WHAT THE TASK ASKS: From the entries below, copy every line that has the word "Options".

(Interface dataset entries)
- Opening Delimiter -

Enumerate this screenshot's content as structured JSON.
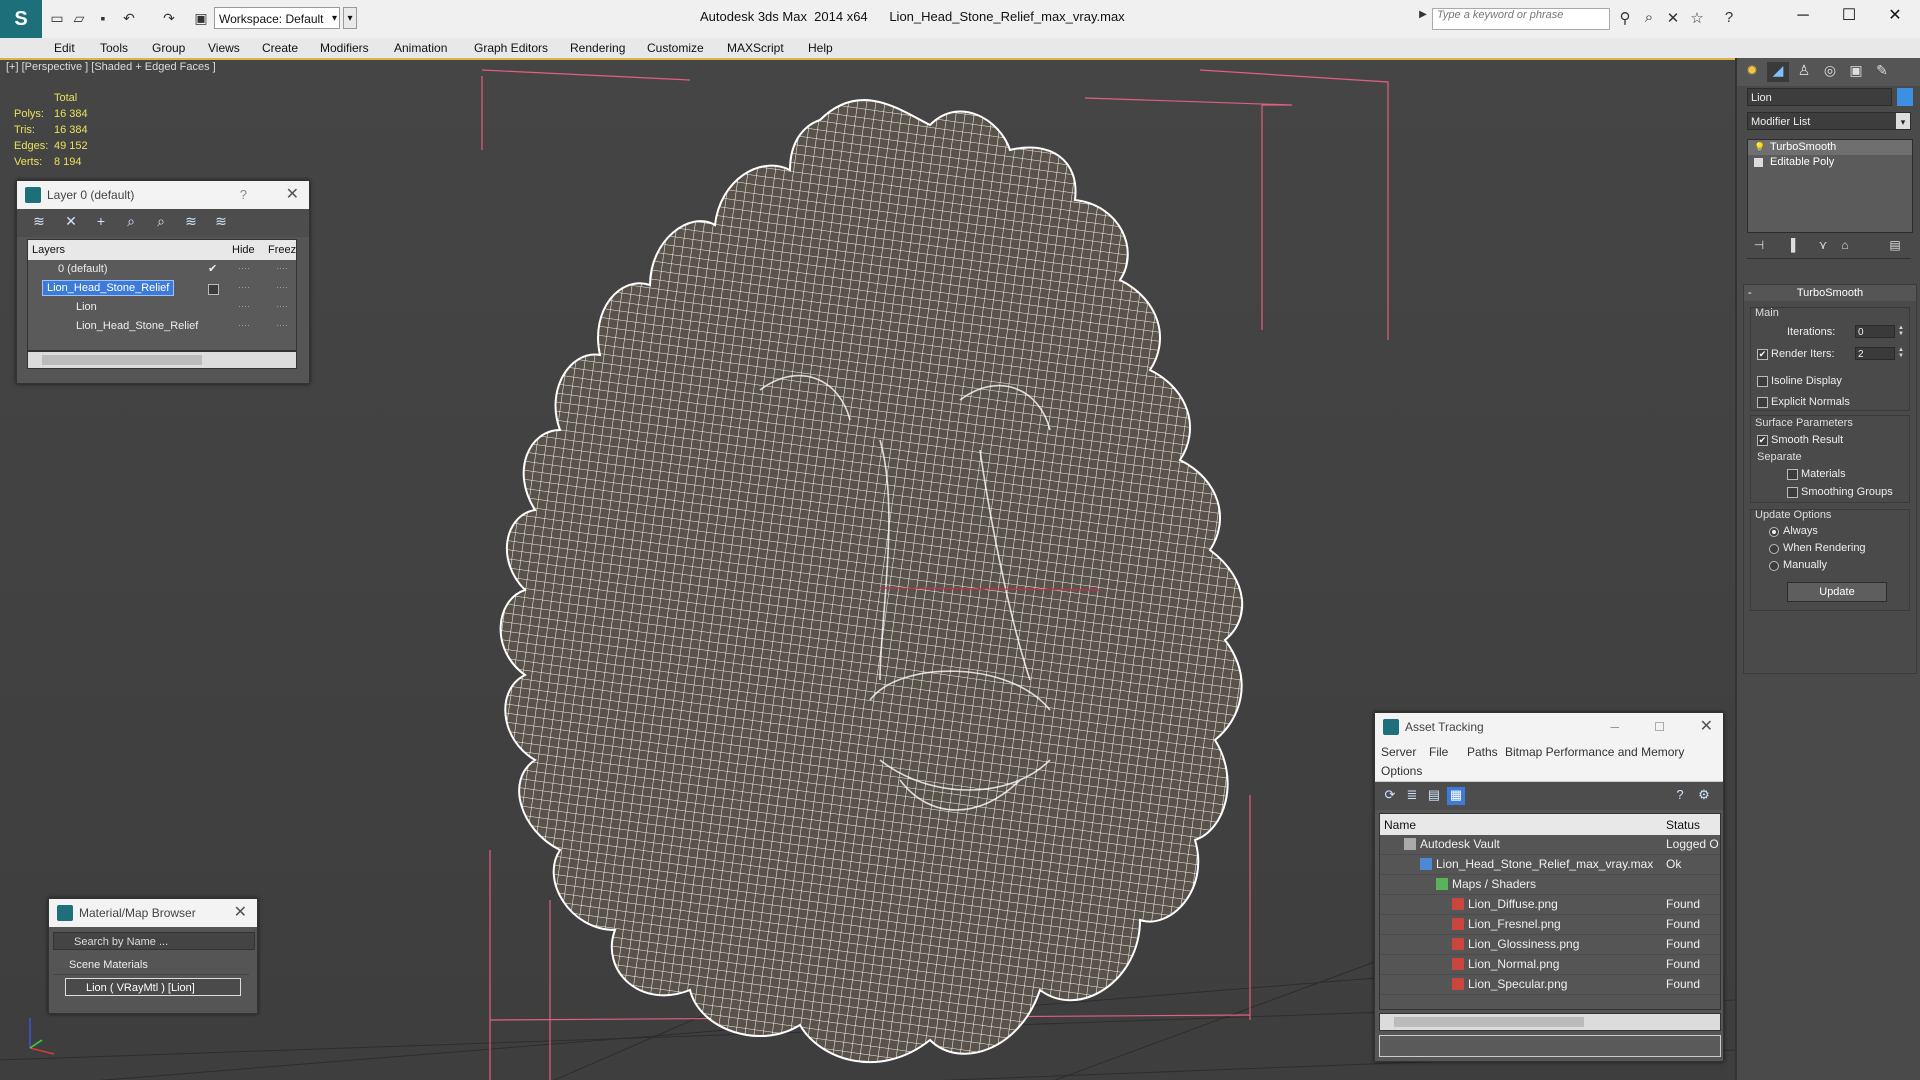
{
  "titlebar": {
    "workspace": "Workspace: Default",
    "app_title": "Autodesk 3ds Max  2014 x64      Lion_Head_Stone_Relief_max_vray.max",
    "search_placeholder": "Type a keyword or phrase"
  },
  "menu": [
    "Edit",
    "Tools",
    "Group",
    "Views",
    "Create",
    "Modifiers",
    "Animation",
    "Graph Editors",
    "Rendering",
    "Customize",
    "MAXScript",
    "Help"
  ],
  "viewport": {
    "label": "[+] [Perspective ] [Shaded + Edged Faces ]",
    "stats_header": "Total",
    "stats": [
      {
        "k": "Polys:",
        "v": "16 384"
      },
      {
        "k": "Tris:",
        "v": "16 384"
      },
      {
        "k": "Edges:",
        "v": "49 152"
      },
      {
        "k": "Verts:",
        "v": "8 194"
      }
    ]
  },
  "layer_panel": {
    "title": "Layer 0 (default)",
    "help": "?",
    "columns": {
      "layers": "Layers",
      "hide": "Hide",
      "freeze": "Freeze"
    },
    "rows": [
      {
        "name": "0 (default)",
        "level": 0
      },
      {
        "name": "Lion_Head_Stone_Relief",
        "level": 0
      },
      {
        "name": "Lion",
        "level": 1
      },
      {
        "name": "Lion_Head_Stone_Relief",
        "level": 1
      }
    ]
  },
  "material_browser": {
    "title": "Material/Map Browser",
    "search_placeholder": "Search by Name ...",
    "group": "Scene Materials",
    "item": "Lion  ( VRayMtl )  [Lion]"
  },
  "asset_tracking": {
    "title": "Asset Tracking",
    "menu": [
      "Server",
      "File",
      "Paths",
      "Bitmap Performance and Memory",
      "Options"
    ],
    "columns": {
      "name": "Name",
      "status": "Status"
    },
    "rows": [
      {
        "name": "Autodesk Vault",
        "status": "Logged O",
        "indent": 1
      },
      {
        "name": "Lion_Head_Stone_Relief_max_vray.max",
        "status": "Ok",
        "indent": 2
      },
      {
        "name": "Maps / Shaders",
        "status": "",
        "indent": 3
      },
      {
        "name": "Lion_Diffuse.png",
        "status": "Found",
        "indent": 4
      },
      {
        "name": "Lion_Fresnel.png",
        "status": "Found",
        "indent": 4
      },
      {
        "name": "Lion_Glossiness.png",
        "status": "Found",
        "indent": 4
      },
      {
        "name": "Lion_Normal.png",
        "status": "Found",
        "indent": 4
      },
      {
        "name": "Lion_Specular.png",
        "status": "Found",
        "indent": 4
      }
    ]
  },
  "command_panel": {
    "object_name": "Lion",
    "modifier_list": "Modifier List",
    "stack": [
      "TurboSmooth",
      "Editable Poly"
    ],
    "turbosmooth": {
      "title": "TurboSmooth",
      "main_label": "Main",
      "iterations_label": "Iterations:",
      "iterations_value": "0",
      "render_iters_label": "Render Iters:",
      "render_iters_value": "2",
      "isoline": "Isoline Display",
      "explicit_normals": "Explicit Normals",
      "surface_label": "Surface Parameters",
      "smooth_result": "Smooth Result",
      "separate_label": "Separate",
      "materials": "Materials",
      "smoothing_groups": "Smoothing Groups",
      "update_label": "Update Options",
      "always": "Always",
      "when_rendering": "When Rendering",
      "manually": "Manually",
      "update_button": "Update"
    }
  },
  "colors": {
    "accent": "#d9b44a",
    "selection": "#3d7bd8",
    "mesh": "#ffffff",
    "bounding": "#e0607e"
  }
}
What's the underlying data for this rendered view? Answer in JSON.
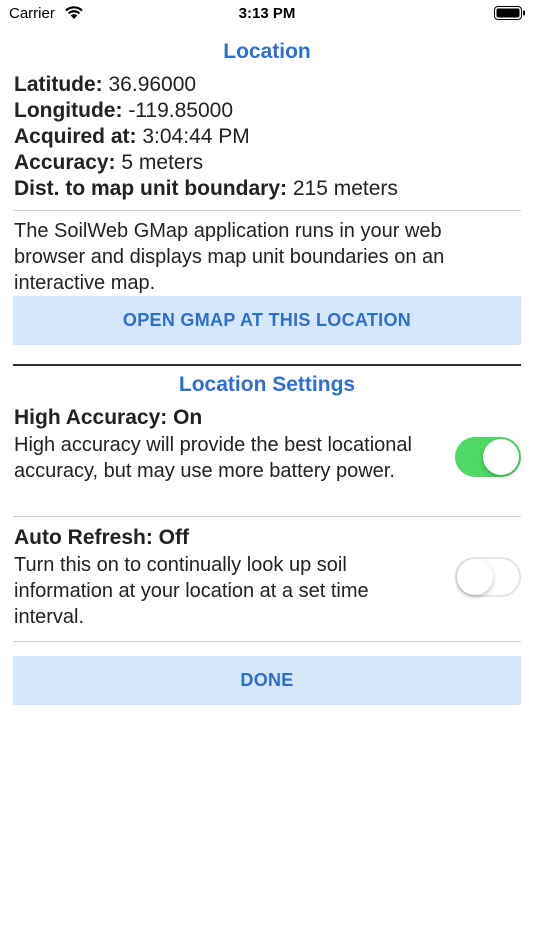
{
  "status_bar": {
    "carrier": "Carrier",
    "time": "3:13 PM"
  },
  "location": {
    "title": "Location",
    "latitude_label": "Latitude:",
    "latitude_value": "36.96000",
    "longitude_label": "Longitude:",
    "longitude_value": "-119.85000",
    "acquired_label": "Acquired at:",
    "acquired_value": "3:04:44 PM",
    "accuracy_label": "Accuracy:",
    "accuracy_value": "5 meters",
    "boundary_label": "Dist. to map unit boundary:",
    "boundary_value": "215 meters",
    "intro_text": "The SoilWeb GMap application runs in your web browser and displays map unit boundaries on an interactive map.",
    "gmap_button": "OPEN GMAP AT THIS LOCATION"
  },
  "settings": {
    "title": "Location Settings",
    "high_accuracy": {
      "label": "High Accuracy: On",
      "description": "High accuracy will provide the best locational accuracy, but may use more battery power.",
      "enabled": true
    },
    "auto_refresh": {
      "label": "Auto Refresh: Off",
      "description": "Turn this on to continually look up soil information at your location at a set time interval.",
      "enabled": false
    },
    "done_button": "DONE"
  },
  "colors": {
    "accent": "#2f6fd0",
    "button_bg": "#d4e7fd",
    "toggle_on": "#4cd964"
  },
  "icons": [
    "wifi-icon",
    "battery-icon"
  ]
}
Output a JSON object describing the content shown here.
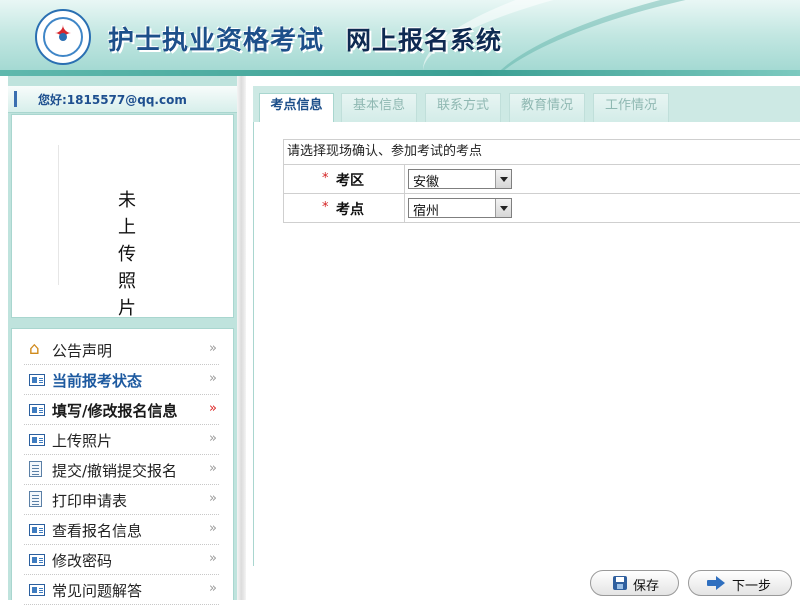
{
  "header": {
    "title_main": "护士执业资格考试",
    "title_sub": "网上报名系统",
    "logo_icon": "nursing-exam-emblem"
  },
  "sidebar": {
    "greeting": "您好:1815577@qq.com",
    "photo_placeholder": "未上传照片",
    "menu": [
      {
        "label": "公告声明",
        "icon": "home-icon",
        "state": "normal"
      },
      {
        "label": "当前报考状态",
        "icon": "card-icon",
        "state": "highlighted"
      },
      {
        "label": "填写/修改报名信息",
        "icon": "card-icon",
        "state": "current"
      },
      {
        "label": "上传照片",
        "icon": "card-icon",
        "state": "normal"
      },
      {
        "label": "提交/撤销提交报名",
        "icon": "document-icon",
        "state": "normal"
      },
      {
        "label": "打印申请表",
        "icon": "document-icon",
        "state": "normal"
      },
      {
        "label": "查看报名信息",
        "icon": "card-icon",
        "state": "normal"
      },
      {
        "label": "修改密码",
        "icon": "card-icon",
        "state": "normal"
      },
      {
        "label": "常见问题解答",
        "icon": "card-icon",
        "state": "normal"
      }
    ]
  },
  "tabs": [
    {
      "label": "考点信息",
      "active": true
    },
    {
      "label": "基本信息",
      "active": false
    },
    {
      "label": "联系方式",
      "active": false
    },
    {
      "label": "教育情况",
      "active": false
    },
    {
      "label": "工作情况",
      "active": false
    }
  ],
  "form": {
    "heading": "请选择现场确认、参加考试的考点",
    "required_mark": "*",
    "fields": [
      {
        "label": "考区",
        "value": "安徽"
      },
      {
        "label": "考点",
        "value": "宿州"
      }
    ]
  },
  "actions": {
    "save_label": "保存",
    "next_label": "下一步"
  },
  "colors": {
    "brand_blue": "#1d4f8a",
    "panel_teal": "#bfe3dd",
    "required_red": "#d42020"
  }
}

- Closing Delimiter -

EXERCISE RESPONSE:
      "Options"
      "update_label": "Update Options",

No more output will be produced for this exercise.